He said SMI hopes to sponsor a third event later this year.
He said post-campaign research showed "that consumers like fresh salmon and by reminding them of the taste, nutritional benefits and simplicity of preparation, it increases their intention to buy salmon." U.S. salmon per capita consumption is less than one pound per year, according to SMI.
At the Boston Seafood show last month, SMI held a meeting to discuss the generic ad campaign and generate retailer enthusiasm for the program.
He said the idea behind creating the campaign began last year as a way to increase consumption of salmon. "All salmon farmers are fighting over the same buyers. So a lot of effort was used in fighting over those same buyers. It dawned on us to expand the pie instead.
"We have a product that will respond well to generic advertising, and we have a product that the consumer likes."
Rose Welsh, director of industry promotions for Tri-Foods International, Apopka, Fla., which worked with SMI on the promotion as the contact to retailers, described the event as "very successful."

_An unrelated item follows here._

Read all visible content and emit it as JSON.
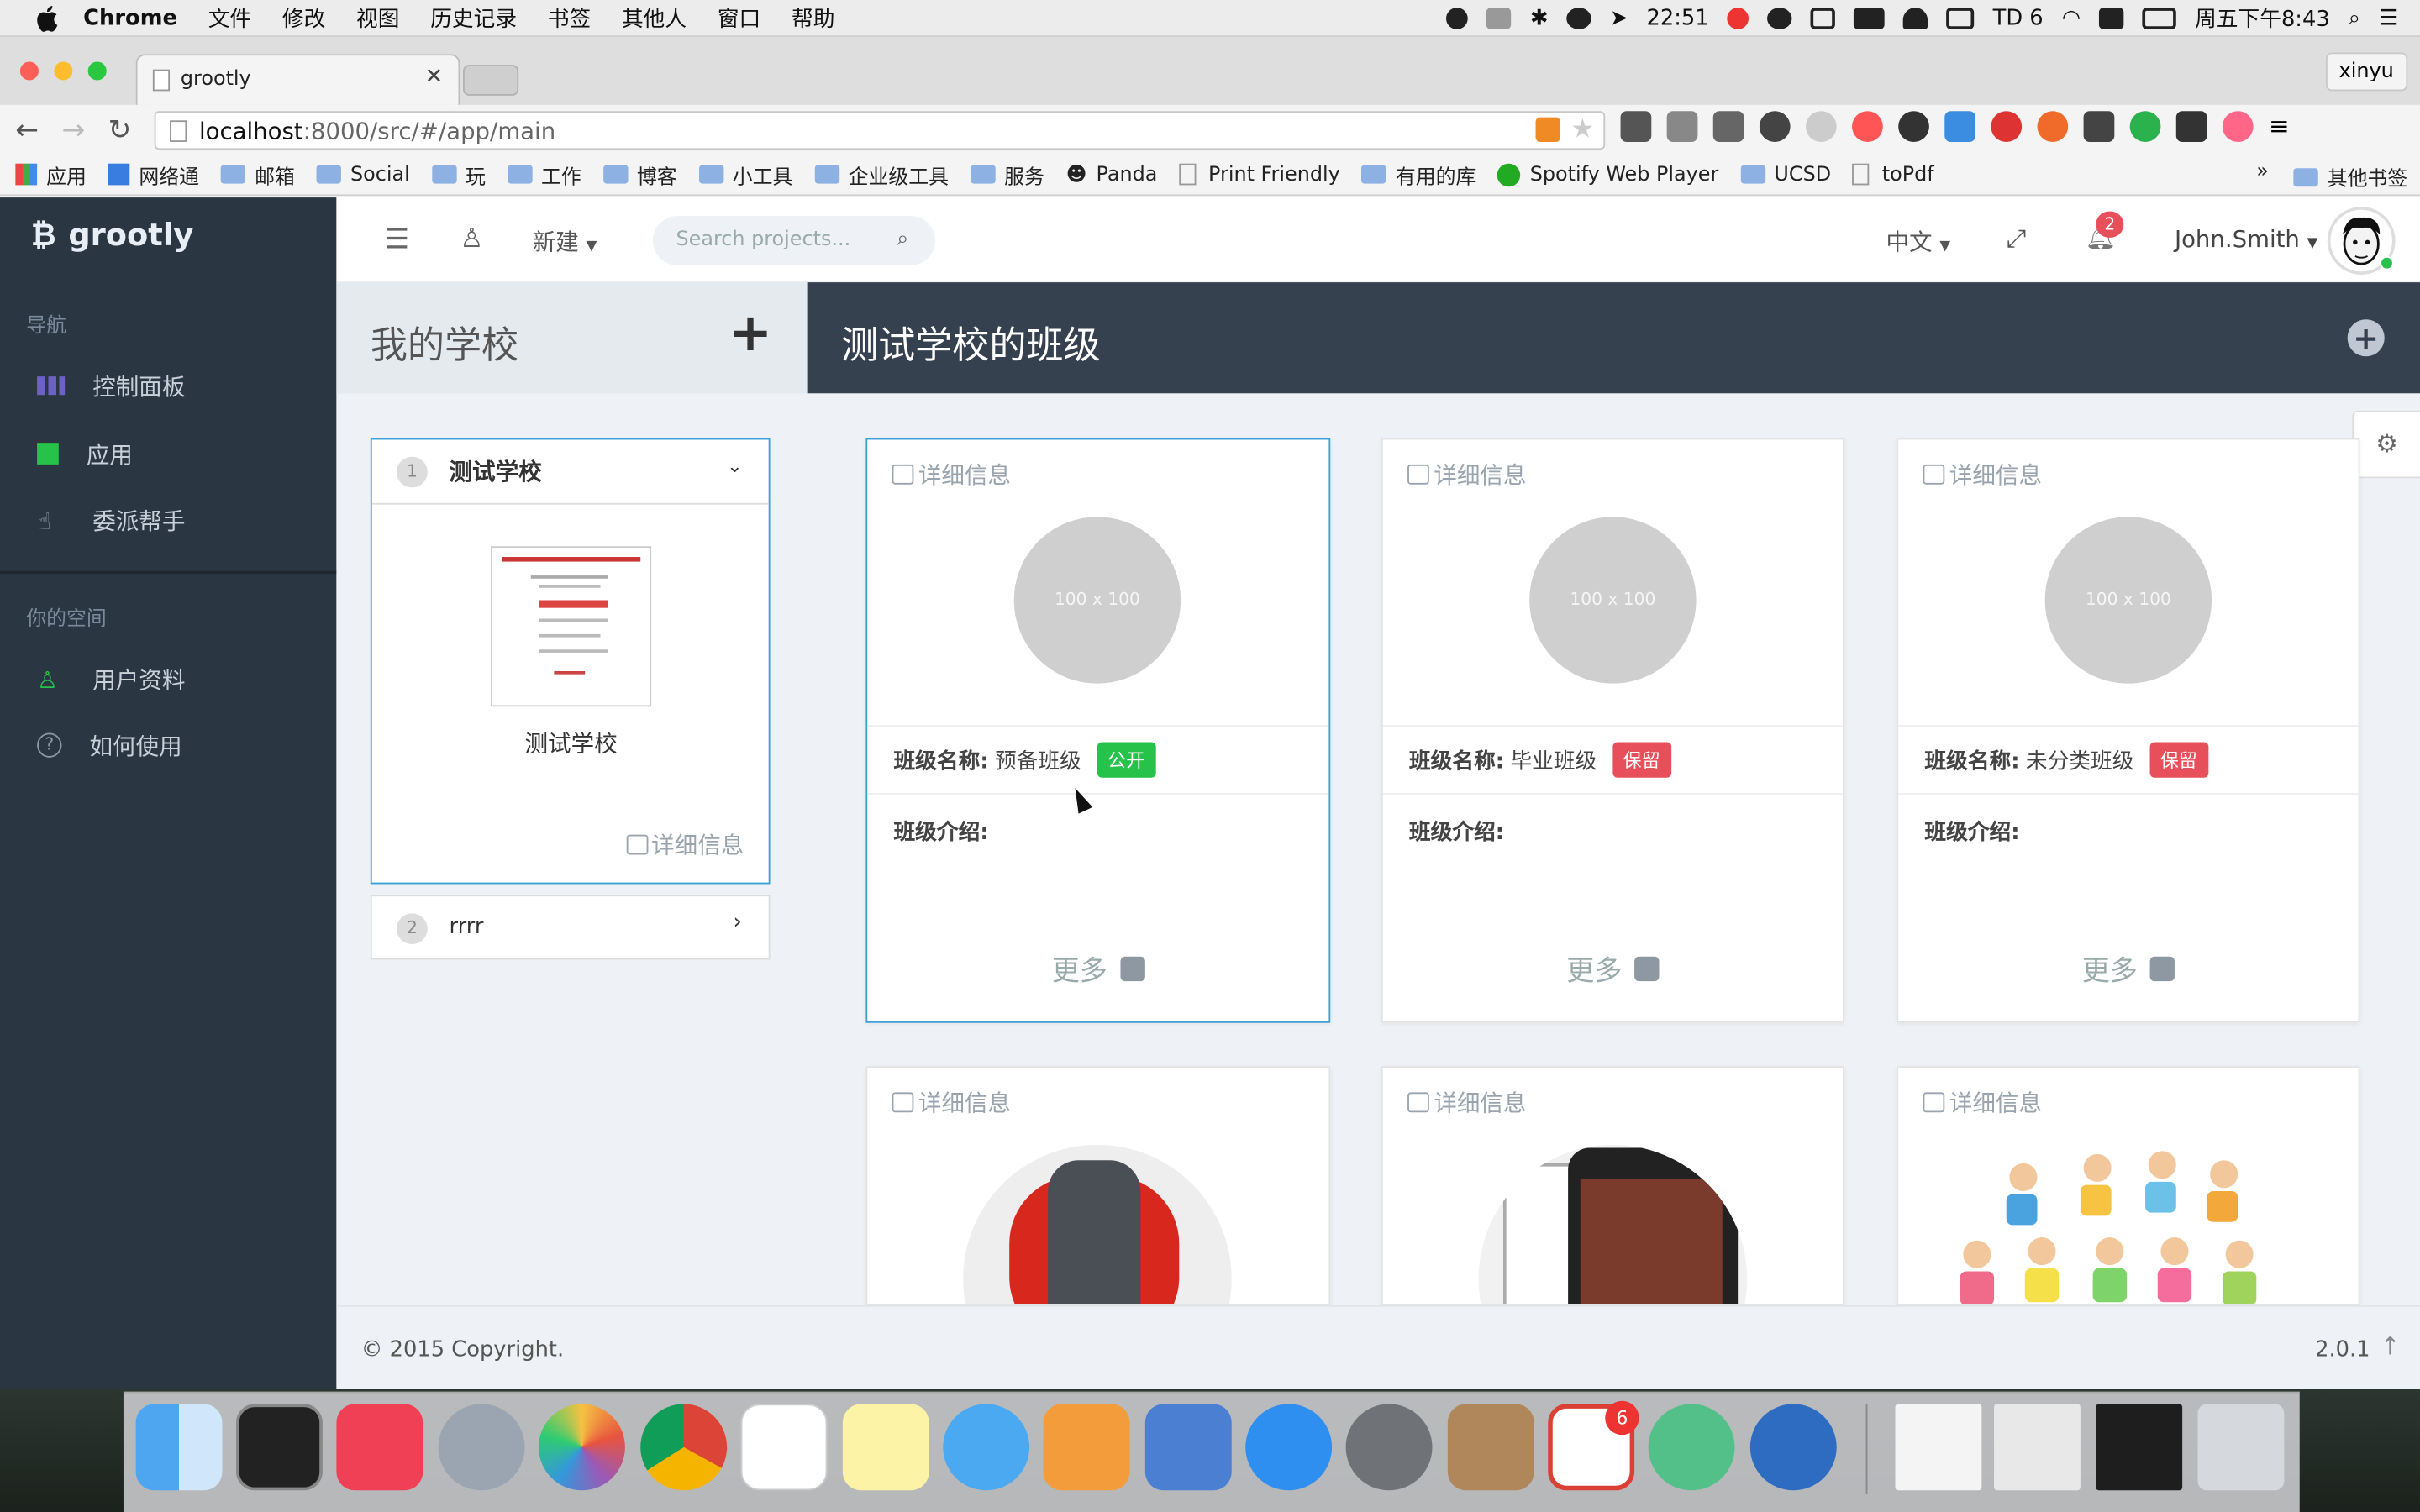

"The only stores that didn't do well were ones that don't normally sell too much seafood," said Welsh.
Some of the retailer participants included Giant Food, Landover, Md.; Oakland, Calif., and Baltimore divisions of Safeway; Lucky Stores division based in San Leandro, Calif.; Shoppers Food Warehouse, Lanham, Md.; Cala Foods, La Habra, Calif.; Nob Hill General Stores, Gilroy, Calif.; Basics & Metro, Randallstown, Md., and the Baltimore division of Montvale, N.J.-based A&P.
The radio ads attempted to tap into the perception that salmon is a "smart food," said Fowlie. One spot that ran in the Washington area suggested that after one consumer ate salmon, he learned how to spell potato -- a take-off on former Vice President Dan Quayle's well-known spelling blunder. In a San Francisco spot, a consumer was able to program his videocassette recorder after consuming salmon.